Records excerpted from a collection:
************

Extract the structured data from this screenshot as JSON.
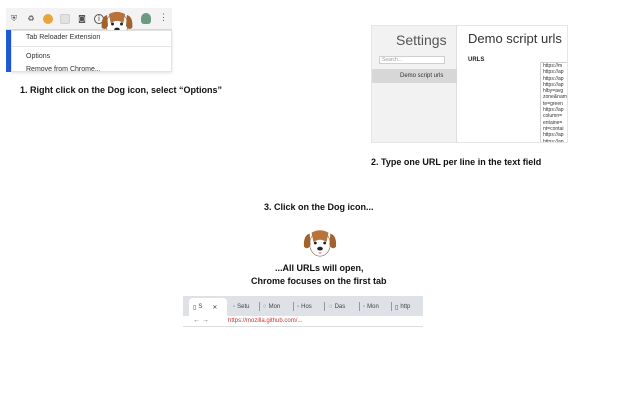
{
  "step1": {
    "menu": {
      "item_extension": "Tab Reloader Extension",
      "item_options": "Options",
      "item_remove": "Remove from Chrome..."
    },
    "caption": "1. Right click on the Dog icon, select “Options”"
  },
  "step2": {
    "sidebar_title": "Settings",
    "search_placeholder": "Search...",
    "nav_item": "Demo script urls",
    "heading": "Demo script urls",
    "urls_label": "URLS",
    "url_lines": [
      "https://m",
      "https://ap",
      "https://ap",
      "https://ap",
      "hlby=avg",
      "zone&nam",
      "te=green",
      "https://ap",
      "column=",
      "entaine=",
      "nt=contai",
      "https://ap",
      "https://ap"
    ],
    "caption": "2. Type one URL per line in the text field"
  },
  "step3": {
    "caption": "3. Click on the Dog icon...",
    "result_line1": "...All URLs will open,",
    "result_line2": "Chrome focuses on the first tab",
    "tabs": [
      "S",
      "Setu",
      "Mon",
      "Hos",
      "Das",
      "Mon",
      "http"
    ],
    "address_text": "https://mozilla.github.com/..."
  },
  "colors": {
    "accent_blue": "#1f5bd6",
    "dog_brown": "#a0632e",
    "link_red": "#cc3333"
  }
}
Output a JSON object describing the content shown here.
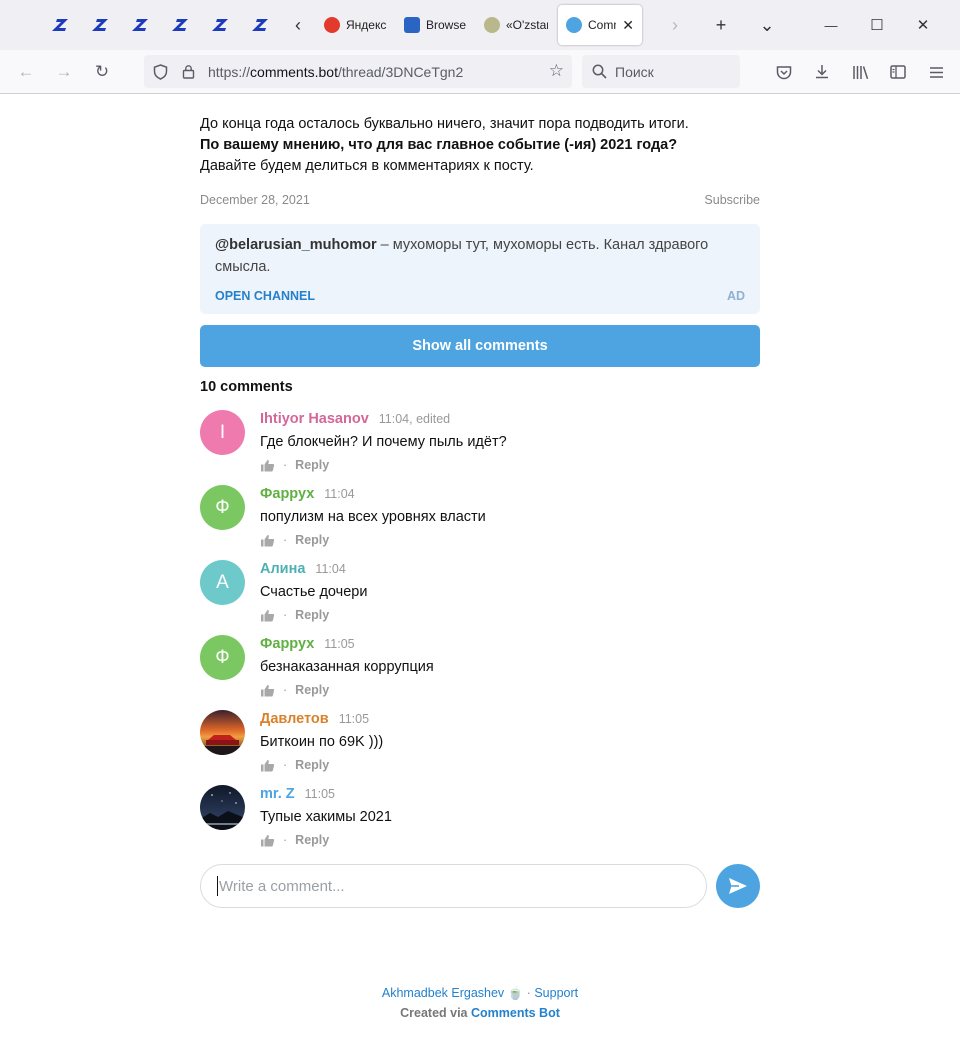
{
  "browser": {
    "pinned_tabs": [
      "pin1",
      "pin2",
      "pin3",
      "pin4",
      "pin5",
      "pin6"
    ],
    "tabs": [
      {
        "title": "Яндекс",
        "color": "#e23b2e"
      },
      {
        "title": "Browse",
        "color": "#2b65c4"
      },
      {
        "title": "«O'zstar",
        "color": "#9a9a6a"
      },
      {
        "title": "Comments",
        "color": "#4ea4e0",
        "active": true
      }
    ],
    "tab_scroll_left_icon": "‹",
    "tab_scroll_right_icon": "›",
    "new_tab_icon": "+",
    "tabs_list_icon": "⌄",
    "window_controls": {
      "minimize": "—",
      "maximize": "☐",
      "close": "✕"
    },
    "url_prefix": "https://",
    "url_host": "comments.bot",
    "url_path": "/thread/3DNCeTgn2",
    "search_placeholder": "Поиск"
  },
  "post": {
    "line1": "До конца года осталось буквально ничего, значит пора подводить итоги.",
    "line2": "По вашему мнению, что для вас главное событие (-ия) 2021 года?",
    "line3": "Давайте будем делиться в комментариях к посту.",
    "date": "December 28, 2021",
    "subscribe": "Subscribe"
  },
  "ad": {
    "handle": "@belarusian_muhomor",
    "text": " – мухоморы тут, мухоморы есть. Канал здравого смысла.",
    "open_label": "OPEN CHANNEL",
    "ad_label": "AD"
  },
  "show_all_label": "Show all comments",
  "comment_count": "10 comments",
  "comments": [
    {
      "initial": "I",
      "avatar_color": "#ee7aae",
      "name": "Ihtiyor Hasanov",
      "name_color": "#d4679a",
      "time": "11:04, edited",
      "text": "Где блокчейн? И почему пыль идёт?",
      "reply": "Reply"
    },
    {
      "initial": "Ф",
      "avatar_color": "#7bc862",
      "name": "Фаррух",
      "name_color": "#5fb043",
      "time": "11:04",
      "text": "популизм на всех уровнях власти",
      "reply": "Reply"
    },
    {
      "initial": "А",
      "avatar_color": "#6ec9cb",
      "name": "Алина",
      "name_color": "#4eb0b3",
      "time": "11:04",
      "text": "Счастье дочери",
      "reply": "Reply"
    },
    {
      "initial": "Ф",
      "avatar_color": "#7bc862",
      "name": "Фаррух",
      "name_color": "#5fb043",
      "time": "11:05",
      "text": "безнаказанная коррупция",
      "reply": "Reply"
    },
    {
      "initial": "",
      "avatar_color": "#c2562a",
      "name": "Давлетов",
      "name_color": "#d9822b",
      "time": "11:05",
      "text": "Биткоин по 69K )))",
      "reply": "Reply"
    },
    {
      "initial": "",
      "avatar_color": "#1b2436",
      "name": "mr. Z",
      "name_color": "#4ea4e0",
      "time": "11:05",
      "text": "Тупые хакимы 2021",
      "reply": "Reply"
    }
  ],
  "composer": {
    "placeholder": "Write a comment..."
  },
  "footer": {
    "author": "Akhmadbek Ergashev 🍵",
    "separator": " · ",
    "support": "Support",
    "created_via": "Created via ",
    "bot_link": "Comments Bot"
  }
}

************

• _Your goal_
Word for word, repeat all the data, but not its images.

• _Output_
Extract the structured data from this screenshot as JSON.
{
  "step1": {
    "menu": {
      "item_extension": "Tab Reloader Extension",
      "item_options": "Options",
      "item_remove": "Remove from Chrome..."
    },
    "caption": "1. Right click on the Dog icon, select “Options”"
  },
  "step2": {
    "sidebar_title": "Settings",
    "search_placeholder": "Search...",
    "nav_item": "Demo script urls",
    "heading": "Demo script urls",
    "urls_label": "URLS",
    "url_lines": [
      "https://m",
      "https://ap",
      "https://ap",
      "https://ap",
      "hlby=avg",
      "zone&nam",
      "te=green",
      "https://ap",
      "column=",
      "entaine=",
      "nt=contai",
      "https://ap",
      "https://ap"
    ],
    "caption": "2. Type one URL per line in the text field"
  },
  "step3": {
    "caption": "3. Click on the Dog icon...",
    "result_line1": "...All URLs will open,",
    "result_line2": "Chrome focuses on the first tab",
    "tabs": [
      "S",
      "Setu",
      "Mon",
      "Hos",
      "Das",
      "Mon",
      "http"
    ],
    "address_text": "https://mozilla.github.com/..."
  },
  "colors": {
    "accent_blue": "#1f5bd6",
    "dog_brown": "#a0632e",
    "link_red": "#cc3333"
  }
}
Output a JSON object describing the content shown here.
{
  "browser": {
    "pinned_tabs": [
      "pin1",
      "pin2",
      "pin3",
      "pin4",
      "pin5",
      "pin6"
    ],
    "tabs": [
      {
        "title": "Яндекс",
        "color": "#e23b2e"
      },
      {
        "title": "Browse",
        "color": "#2b65c4"
      },
      {
        "title": "«O'zstar",
        "color": "#9a9a6a"
      },
      {
        "title": "Comments",
        "color": "#4ea4e0",
        "active": true
      }
    ],
    "tab_scroll_left_icon": "‹",
    "tab_scroll_right_icon": "›",
    "new_tab_icon": "+",
    "tabs_list_icon": "⌄",
    "window_controls": {
      "minimize": "—",
      "maximize": "☐",
      "close": "✕"
    },
    "url_prefix": "https://",
    "url_host": "comments.bot",
    "url_path": "/thread/3DNCeTgn2",
    "search_placeholder": "Поиск"
  },
  "post": {
    "line1": "До конца года осталось буквально ничего, значит пора подводить итоги.",
    "line2": "По вашему мнению, что для вас главное событие (-ия) 2021 года?",
    "line3": "Давайте будем делиться в комментариях к посту.",
    "date": "December 28, 2021",
    "subscribe": "Subscribe"
  },
  "ad": {
    "handle": "@belarusian_muhomor",
    "text": " – мухоморы тут, мухоморы есть. Канал здравого смысла.",
    "open_label": "OPEN CHANNEL",
    "ad_label": "AD"
  },
  "show_all_label": "Show all comments",
  "comment_count": "10 comments",
  "comments": [
    {
      "initial": "I",
      "avatar_color": "#ee7aae",
      "name": "Ihtiyor Hasanov",
      "name_color": "#d4679a",
      "time": "11:04, edited",
      "text": "Где блокчейн? И почему пыль идёт?",
      "reply": "Reply"
    },
    {
      "initial": "Ф",
      "avatar_color": "#7bc862",
      "name": "Фаррух",
      "name_color": "#5fb043",
      "time": "11:04",
      "text": "популизм на всех уровнях власти",
      "reply": "Reply"
    },
    {
      "initial": "А",
      "avatar_color": "#6ec9cb",
      "name": "Алина",
      "name_color": "#4eb0b3",
      "time": "11:04",
      "text": "Счастье дочери",
      "reply": "Reply"
    },
    {
      "initial": "Ф",
      "avatar_color": "#7bc862",
      "name": "Фаррух",
      "name_color": "#5fb043",
      "time": "11:05",
      "text": "безнаказанная коррупция",
      "reply": "Reply"
    },
    {
      "initial": "",
      "avatar_color": "#c2562a",
      "name": "Давлетов",
      "name_color": "#d9822b",
      "time": "11:05",
      "text": "Биткоин по 69K )))",
      "reply": "Reply"
    },
    {
      "initial": "",
      "avatar_color": "#1b2436",
      "name": "mr. Z",
      "name_color": "#4ea4e0",
      "time": "11:05",
      "text": "Тупые хакимы 2021",
      "reply": "Reply"
    }
  ],
  "composer": {
    "placeholder": "Write a comment..."
  },
  "footer": {
    "author": "Akhmadbek Ergashev 🍵",
    "separator": " · ",
    "support": "Support",
    "created_via": "Created via ",
    "bot_link": "Comments Bot"
  }
}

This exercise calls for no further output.